◆ **GIVEN RECORDS**
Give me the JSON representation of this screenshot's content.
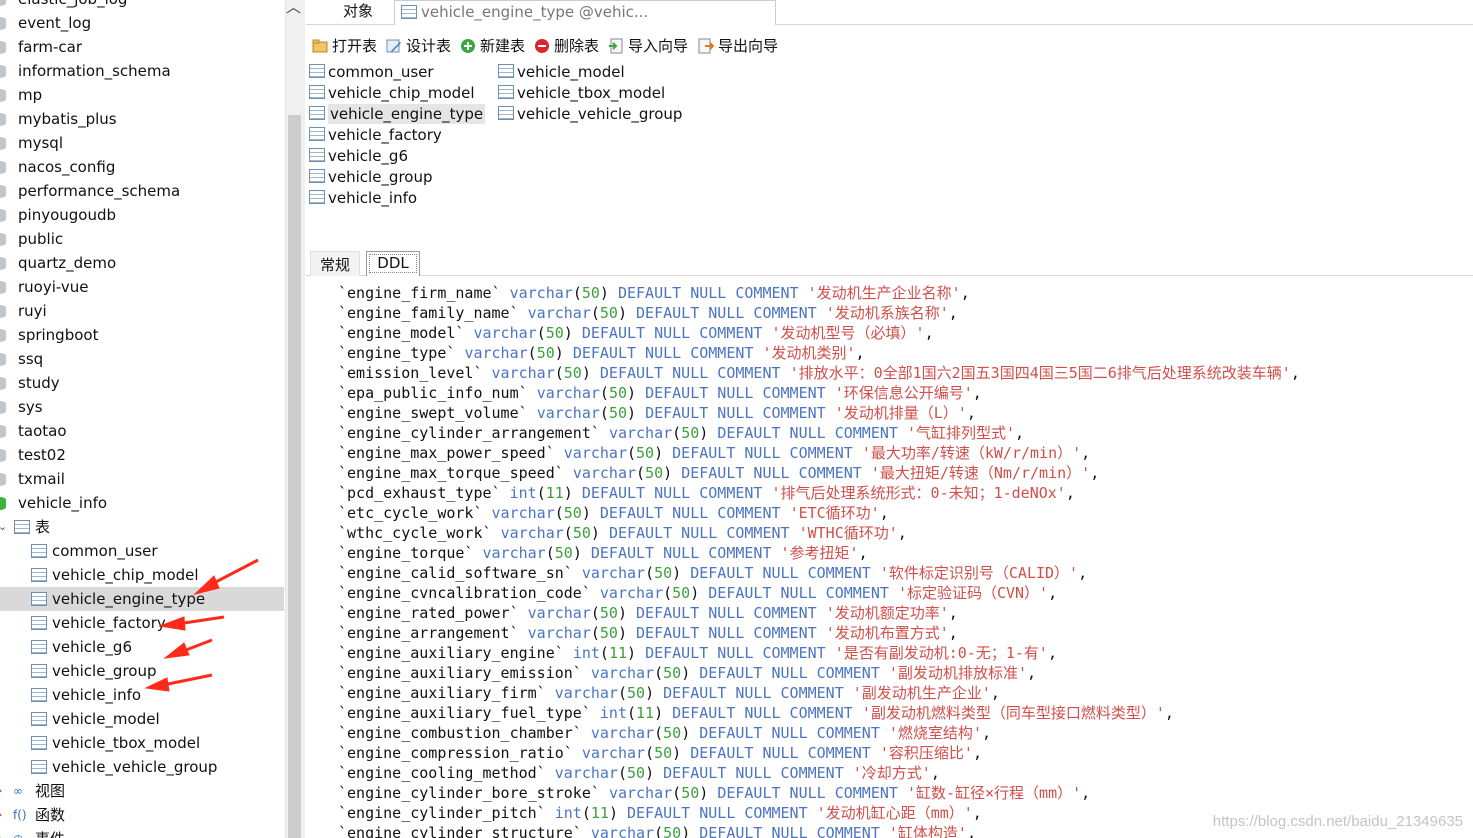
{
  "sidebar": {
    "partial_top": "elastic_job_log",
    "databases": [
      "event_log",
      "farm-car",
      "information_schema",
      "mp",
      "mybatis_plus",
      "mysql",
      "nacos_config",
      "performance_schema",
      "pinyougoudb",
      "public",
      "quartz_demo",
      "ruoyi-vue",
      "ruyi",
      "springboot",
      "ssq",
      "study",
      "sys",
      "taotao",
      "test02",
      "txmail",
      "vehicle_info"
    ],
    "tables_folder": "表",
    "tables": [
      "common_user",
      "vehicle_chip_model",
      "vehicle_engine_type",
      "vehicle_factory",
      "vehicle_g6",
      "vehicle_group",
      "vehicle_info",
      "vehicle_model",
      "vehicle_tbox_model",
      "vehicle_vehicle_group"
    ],
    "views_folder": "视图",
    "functions_folder": "函数",
    "events_folder": "事件"
  },
  "tabs": {
    "objects": "对象",
    "active": "vehicle_engine_type @vehic..."
  },
  "toolbar": {
    "open": "打开表",
    "design": "设计表",
    "new": "新建表",
    "delete": "删除表",
    "import": "导入向导",
    "export": "导出向导"
  },
  "object_list": {
    "col1": [
      "common_user",
      "vehicle_chip_model",
      "vehicle_engine_type",
      "vehicle_factory",
      "vehicle_g6",
      "vehicle_group",
      "vehicle_info"
    ],
    "col2": [
      "vehicle_model",
      "vehicle_tbox_model",
      "vehicle_vehicle_group"
    ]
  },
  "info_tabs": {
    "general": "常规",
    "ddl": "DDL"
  },
  "ddl_lines": [
    {
      "col": "engine_firm_name",
      "type": "varchar",
      "len": "50",
      "comment": "发动机生产企业名称"
    },
    {
      "col": "engine_family_name",
      "type": "varchar",
      "len": "50",
      "comment": "发动机系族名称"
    },
    {
      "col": "engine_model",
      "type": "varchar",
      "len": "50",
      "comment": "发动机型号（必填）"
    },
    {
      "col": "engine_type",
      "type": "varchar",
      "len": "50",
      "comment": "发动机类别"
    },
    {
      "col": "emission_level",
      "type": "varchar",
      "len": "50",
      "comment": "排放水平：0全部1国六2国五3国四4国三5国二6排气后处理系统改装车辆"
    },
    {
      "col": "epa_public_info_num",
      "type": "varchar",
      "len": "50",
      "comment": "环保信息公开编号"
    },
    {
      "col": "engine_swept_volume",
      "type": "varchar",
      "len": "50",
      "comment": "发动机排量（L）"
    },
    {
      "col": "engine_cylinder_arrangement",
      "type": "varchar",
      "len": "50",
      "comment": "气缸排列型式"
    },
    {
      "col": "engine_max_power_speed",
      "type": "varchar",
      "len": "50",
      "comment": "最大功率/转速（kW/r/min）"
    },
    {
      "col": "engine_max_torque_speed",
      "type": "varchar",
      "len": "50",
      "comment": "最大扭矩/转速（Nm/r/min）"
    },
    {
      "col": "pcd_exhaust_type",
      "type": "int",
      "len": "11",
      "comment": "排气后处理系统形式：0-未知；1-deNOx"
    },
    {
      "col": "etc_cycle_work",
      "type": "varchar",
      "len": "50",
      "comment": "ETC循环功"
    },
    {
      "col": "wthc_cycle_work",
      "type": "varchar",
      "len": "50",
      "comment": "WTHC循环功"
    },
    {
      "col": "engine_torque",
      "type": "varchar",
      "len": "50",
      "comment": "参考扭矩"
    },
    {
      "col": "engine_calid_software_sn",
      "type": "varchar",
      "len": "50",
      "comment": "软件标定识别号（CALID）"
    },
    {
      "col": "engine_cvncalibration_code",
      "type": "varchar",
      "len": "50",
      "comment": "标定验证码（CVN）"
    },
    {
      "col": "engine_rated_power",
      "type": "varchar",
      "len": "50",
      "comment": "发动机额定功率"
    },
    {
      "col": "engine_arrangement",
      "type": "varchar",
      "len": "50",
      "comment": "发动机布置方式"
    },
    {
      "col": "engine_auxiliary_engine",
      "type": "int",
      "len": "11",
      "comment": "是否有副发动机:0-无；1-有"
    },
    {
      "col": "engine_auxiliary_emission",
      "type": "varchar",
      "len": "50",
      "comment": "副发动机排放标准"
    },
    {
      "col": "engine_auxiliary_firm",
      "type": "varchar",
      "len": "50",
      "comment": "副发动机生产企业"
    },
    {
      "col": "engine_auxiliary_fuel_type",
      "type": "int",
      "len": "11",
      "comment": "副发动机燃料类型（同车型接口燃料类型）"
    },
    {
      "col": "engine_combustion_chamber",
      "type": "varchar",
      "len": "50",
      "comment": "燃烧室结构"
    },
    {
      "col": "engine_compression_ratio",
      "type": "varchar",
      "len": "50",
      "comment": "容积压缩比"
    },
    {
      "col": "engine_cooling_method",
      "type": "varchar",
      "len": "50",
      "comment": "冷却方式"
    },
    {
      "col": "engine_cylinder_bore_stroke",
      "type": "varchar",
      "len": "50",
      "comment": "缸数-缸径×行程（mm）"
    },
    {
      "col": "engine_cylinder_pitch",
      "type": "int",
      "len": "11",
      "comment": "发动机缸心距（mm）"
    },
    {
      "col": "engine_cylinder_structure",
      "type": "varchar",
      "len": "50",
      "comment": "缸体构造"
    }
  ],
  "ddl_keywords": {
    "default": "DEFAULT",
    "null": "NULL",
    "comment": "COMMENT"
  },
  "watermark": "https://blog.csdn.net/baidu_21349635",
  "colors": {
    "keyword": "#4b74c2",
    "number": "#3da03a",
    "string": "#d04f4a",
    "arrow": "#ff2a1a",
    "selection": "#d9d9d9"
  }
}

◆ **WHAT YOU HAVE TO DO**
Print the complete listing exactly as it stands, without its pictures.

◆ **REPLY TO THE TASK**
Give me the JSON representation of this screenshot's content.
{
  "sidebar": {
    "partial_top": "elastic_job_log",
    "databases": [
      "event_log",
      "farm-car",
      "information_schema",
      "mp",
      "mybatis_plus",
      "mysql",
      "nacos_config",
      "performance_schema",
      "pinyougoudb",
      "public",
      "quartz_demo",
      "ruoyi-vue",
      "ruyi",
      "springboot",
      "ssq",
      "study",
      "sys",
      "taotao",
      "test02",
      "txmail",
      "vehicle_info"
    ],
    "tables_folder": "表",
    "tables": [
      "common_user",
      "vehicle_chip_model",
      "vehicle_engine_type",
      "vehicle_factory",
      "vehicle_g6",
      "vehicle_group",
      "vehicle_info",
      "vehicle_model",
      "vehicle_tbox_model",
      "vehicle_vehicle_group"
    ],
    "views_folder": "视图",
    "functions_folder": "函数",
    "events_folder": "事件"
  },
  "tabs": {
    "objects": "对象",
    "active": "vehicle_engine_type @vehic..."
  },
  "toolbar": {
    "open": "打开表",
    "design": "设计表",
    "new": "新建表",
    "delete": "删除表",
    "import": "导入向导",
    "export": "导出向导"
  },
  "object_list": {
    "col1": [
      "common_user",
      "vehicle_chip_model",
      "vehicle_engine_type",
      "vehicle_factory",
      "vehicle_g6",
      "vehicle_group",
      "vehicle_info"
    ],
    "col2": [
      "vehicle_model",
      "vehicle_tbox_model",
      "vehicle_vehicle_group"
    ]
  },
  "info_tabs": {
    "general": "常规",
    "ddl": "DDL"
  },
  "ddl_lines": [
    {
      "col": "engine_firm_name",
      "type": "varchar",
      "len": "50",
      "comment": "发动机生产企业名称"
    },
    {
      "col": "engine_family_name",
      "type": "varchar",
      "len": "50",
      "comment": "发动机系族名称"
    },
    {
      "col": "engine_model",
      "type": "varchar",
      "len": "50",
      "comment": "发动机型号（必填）"
    },
    {
      "col": "engine_type",
      "type": "varchar",
      "len": "50",
      "comment": "发动机类别"
    },
    {
      "col": "emission_level",
      "type": "varchar",
      "len": "50",
      "comment": "排放水平：0全部1国六2国五3国四4国三5国二6排气后处理系统改装车辆"
    },
    {
      "col": "epa_public_info_num",
      "type": "varchar",
      "len": "50",
      "comment": "环保信息公开编号"
    },
    {
      "col": "engine_swept_volume",
      "type": "varchar",
      "len": "50",
      "comment": "发动机排量（L）"
    },
    {
      "col": "engine_cylinder_arrangement",
      "type": "varchar",
      "len": "50",
      "comment": "气缸排列型式"
    },
    {
      "col": "engine_max_power_speed",
      "type": "varchar",
      "len": "50",
      "comment": "最大功率/转速（kW/r/min）"
    },
    {
      "col": "engine_max_torque_speed",
      "type": "varchar",
      "len": "50",
      "comment": "最大扭矩/转速（Nm/r/min）"
    },
    {
      "col": "pcd_exhaust_type",
      "type": "int",
      "len": "11",
      "comment": "排气后处理系统形式：0-未知；1-deNOx"
    },
    {
      "col": "etc_cycle_work",
      "type": "varchar",
      "len": "50",
      "comment": "ETC循环功"
    },
    {
      "col": "wthc_cycle_work",
      "type": "varchar",
      "len": "50",
      "comment": "WTHC循环功"
    },
    {
      "col": "engine_torque",
      "type": "varchar",
      "len": "50",
      "comment": "参考扭矩"
    },
    {
      "col": "engine_calid_software_sn",
      "type": "varchar",
      "len": "50",
      "comment": "软件标定识别号（CALID）"
    },
    {
      "col": "engine_cvncalibration_code",
      "type": "varchar",
      "len": "50",
      "comment": "标定验证码（CVN）"
    },
    {
      "col": "engine_rated_power",
      "type": "varchar",
      "len": "50",
      "comment": "发动机额定功率"
    },
    {
      "col": "engine_arrangement",
      "type": "varchar",
      "len": "50",
      "comment": "发动机布置方式"
    },
    {
      "col": "engine_auxiliary_engine",
      "type": "int",
      "len": "11",
      "comment": "是否有副发动机:0-无；1-有"
    },
    {
      "col": "engine_auxiliary_emission",
      "type": "varchar",
      "len": "50",
      "comment": "副发动机排放标准"
    },
    {
      "col": "engine_auxiliary_firm",
      "type": "varchar",
      "len": "50",
      "comment": "副发动机生产企业"
    },
    {
      "col": "engine_auxiliary_fuel_type",
      "type": "int",
      "len": "11",
      "comment": "副发动机燃料类型（同车型接口燃料类型）"
    },
    {
      "col": "engine_combustion_chamber",
      "type": "varchar",
      "len": "50",
      "comment": "燃烧室结构"
    },
    {
      "col": "engine_compression_ratio",
      "type": "varchar",
      "len": "50",
      "comment": "容积压缩比"
    },
    {
      "col": "engine_cooling_method",
      "type": "varchar",
      "len": "50",
      "comment": "冷却方式"
    },
    {
      "col": "engine_cylinder_bore_stroke",
      "type": "varchar",
      "len": "50",
      "comment": "缸数-缸径×行程（mm）"
    },
    {
      "col": "engine_cylinder_pitch",
      "type": "int",
      "len": "11",
      "comment": "发动机缸心距（mm）"
    },
    {
      "col": "engine_cylinder_structure",
      "type": "varchar",
      "len": "50",
      "comment": "缸体构造"
    }
  ],
  "ddl_keywords": {
    "default": "DEFAULT",
    "null": "NULL",
    "comment": "COMMENT"
  },
  "watermark": "https://blog.csdn.net/baidu_21349635",
  "colors": {
    "keyword": "#4b74c2",
    "number": "#3da03a",
    "string": "#d04f4a",
    "arrow": "#ff2a1a",
    "selection": "#d9d9d9"
  }
}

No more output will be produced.